Write an exact copy of the entries below that leaves out all pictures.
-------- Exercise input
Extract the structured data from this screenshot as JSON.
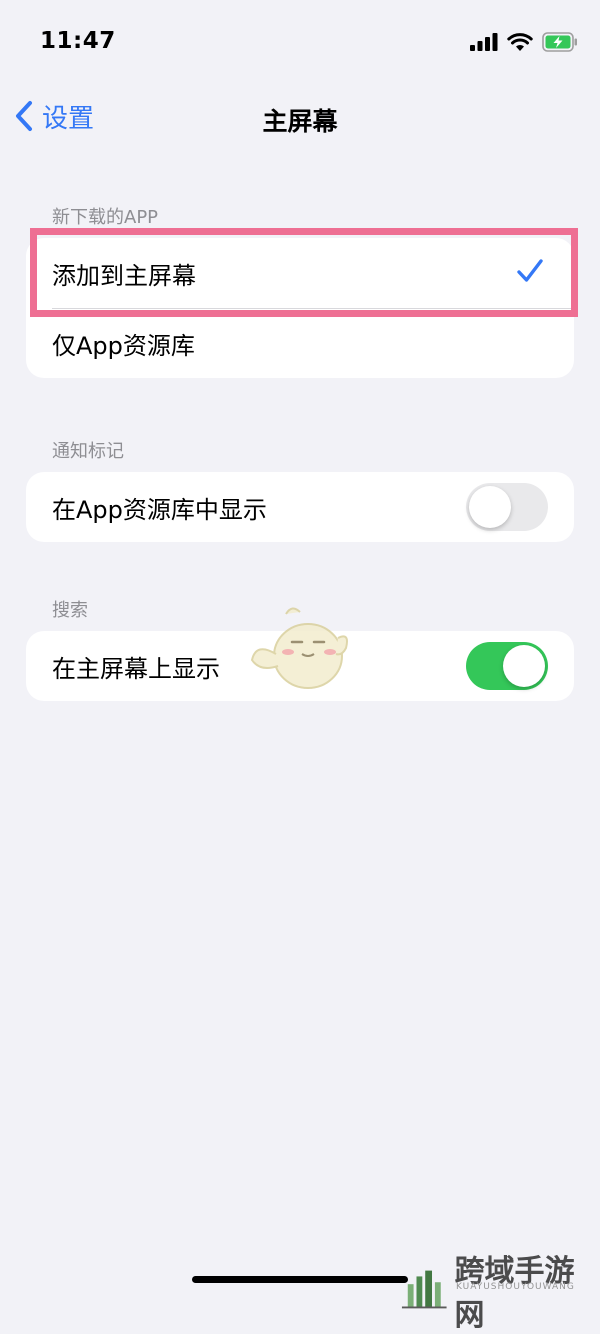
{
  "status_bar": {
    "time": "11:47"
  },
  "nav": {
    "back_label": "设置",
    "title": "主屏幕"
  },
  "sections": [
    {
      "header": "新下载的APP",
      "rows": [
        {
          "label": "添加到主屏幕",
          "selected": true
        },
        {
          "label": "仅App资源库",
          "selected": false
        }
      ]
    },
    {
      "header": "通知标记",
      "rows": [
        {
          "label": "在App资源库中显示",
          "toggle": false
        }
      ]
    },
    {
      "header": "搜索",
      "rows": [
        {
          "label": "在主屏幕上显示",
          "toggle": true
        }
      ]
    }
  ],
  "watermark": {
    "text": "跨域手游网",
    "sub": "KUAYUSHOUYOUWANG"
  },
  "colors": {
    "accent": "#3478f6",
    "toggle_on": "#34c759",
    "highlight": "#ee6f93",
    "background": "#f2f2f7"
  }
}
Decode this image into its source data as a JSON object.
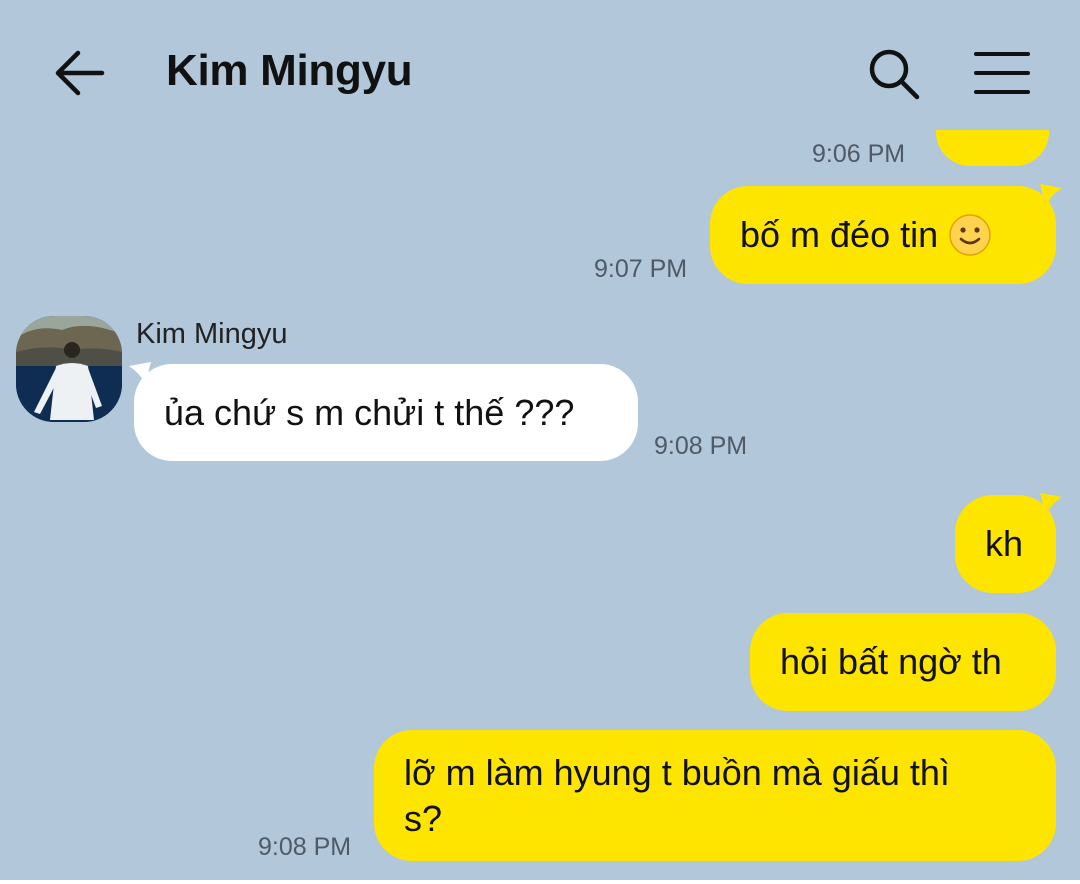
{
  "header": {
    "title": "Kim Mingyu"
  },
  "icons": {
    "back": "back-arrow-icon",
    "search": "search-icon",
    "menu": "menu-icon",
    "emoji": "slightly-smiling-face-icon"
  },
  "colors": {
    "background": "#b2c7da",
    "mine_bubble": "#fee500",
    "theirs_bubble": "#ffffff",
    "timestamp": "#4f5a66"
  },
  "messages": [
    {
      "from": "me",
      "text": "",
      "time": "9:06 PM"
    },
    {
      "from": "me",
      "text": "bố m đéo tin",
      "time": "9:07 PM"
    },
    {
      "from": "Kim Mingyu",
      "sender": "Kim Mingyu",
      "text": "ủa chứ s m chửi t thế ???",
      "time": "9:08 PM"
    },
    {
      "from": "me",
      "text": "kh"
    },
    {
      "from": "me",
      "text": "hỏi bất ngờ th"
    },
    {
      "from": "me",
      "text_line1": "lỡ m làm hyung t buồn mà giấu thì",
      "text_line2": "s?",
      "time": "9:08 PM"
    }
  ]
}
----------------
| Written answer |
Extract the structured data from this screenshot as JSON.
{
  "status_bar": {
    "time": "11:47"
  },
  "nav": {
    "back_label": "设置",
    "title": "主屏幕"
  },
  "sections": [
    {
      "header": "新下载的APP",
      "rows": [
        {
          "label": "添加到主屏幕",
          "selected": true
        },
        {
          "label": "仅App资源库",
          "selected": false
        }
      ]
    },
    {
      "header": "通知标记",
      "rows": [
        {
          "label": "在App资源库中显示",
          "toggle": false
        }
      ]
    },
    {
      "header": "搜索",
      "rows": [
        {
          "label": "在主屏幕上显示",
          "toggle": true
        }
      ]
    }
  ],
  "watermark": {
    "text": "跨域手游网",
    "sub": "KUAYUSHOUYOUWANG"
  },
  "colors": {
    "accent": "#3478f6",
    "toggle_on": "#34c759",
    "highlight": "#ee6f93",
    "background": "#f2f2f7"
  }
}
Decode this image into its source data as a JSON object.
{
  "header": {
    "title": "Kim Mingyu"
  },
  "icons": {
    "back": "back-arrow-icon",
    "search": "search-icon",
    "menu": "menu-icon",
    "emoji": "slightly-smiling-face-icon"
  },
  "colors": {
    "background": "#b2c7da",
    "mine_bubble": "#fee500",
    "theirs_bubble": "#ffffff",
    "timestamp": "#4f5a66"
  },
  "messages": [
    {
      "from": "me",
      "text": "",
      "time": "9:06 PM"
    },
    {
      "from": "me",
      "text": "bố m đéo tin",
      "time": "9:07 PM"
    },
    {
      "from": "Kim Mingyu",
      "sender": "Kim Mingyu",
      "text": "ủa chứ s m chửi t thế ???",
      "time": "9:08 PM"
    },
    {
      "from": "me",
      "text": "kh"
    },
    {
      "from": "me",
      "text": "hỏi bất ngờ th"
    },
    {
      "from": "me",
      "text_line1": "lỡ m làm hyung t buồn mà giấu thì",
      "text_line2": "s?",
      "time": "9:08 PM"
    }
  ]
}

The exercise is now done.